Stories of grief and hope: Queer experiences of reproductive loss.
chapterposted on 20.01.2017 by Christa Craven, Elizabeth Peel
Division of a book, which in a scholarly context usually treats a part of a larger subject in a stand-alone manner.
When parents and researchers talk of queer perspectives on pregnancy, birth and parenting, an issue that we often avoid is queer experiences of loss during pregnancy, birth or adoption. This chapter centers on the personal narratives collected by two researchers—an American anthropologist and a British psychologist —who met online after their own experiences with pregnancy loss as queer women. We present the stories of queer people—primarily lesbian and bisexual women, but also several gay men and transpeople—as they have experienced reproductive loss. These stories are drawn from Peel’s online survey of 60 non-heterosexual women from the UK, USA, Canada and Australia and Craven’s 40 interviews with LGBTQ people who had experienced loss in the USA and Canada. We argue that for LGBTQ people, challenges in achieving conception and adoption amplify stories of loss, and that both grief and hope suffuse stories of reproductive loss. We identify several factors, such as the severely under-researched experiences of nonEgestational or “social” parents, financial concerns about loss following assisted reproduction or adoption expenses, and fears of further marginalization as non-normative parents. These issues are particular, if not unique to queer experiences of reproductive loss. As most research and existing resources for support have focused heavily on the experiences of married, heterosexual (primarily white, middleEclass) women, we conclude by suggesting ways for medical professionals and support groups to better serve LGBTQ people following reproductive loss.
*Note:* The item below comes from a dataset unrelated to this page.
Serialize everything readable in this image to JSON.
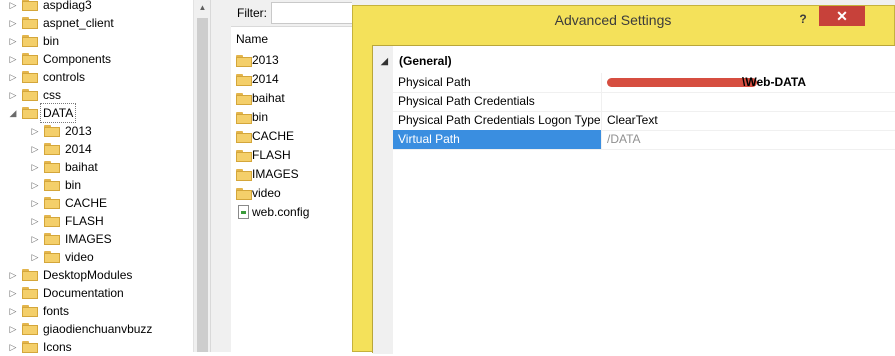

- Social Sciences
- Communication, Media, Social and Policy Studies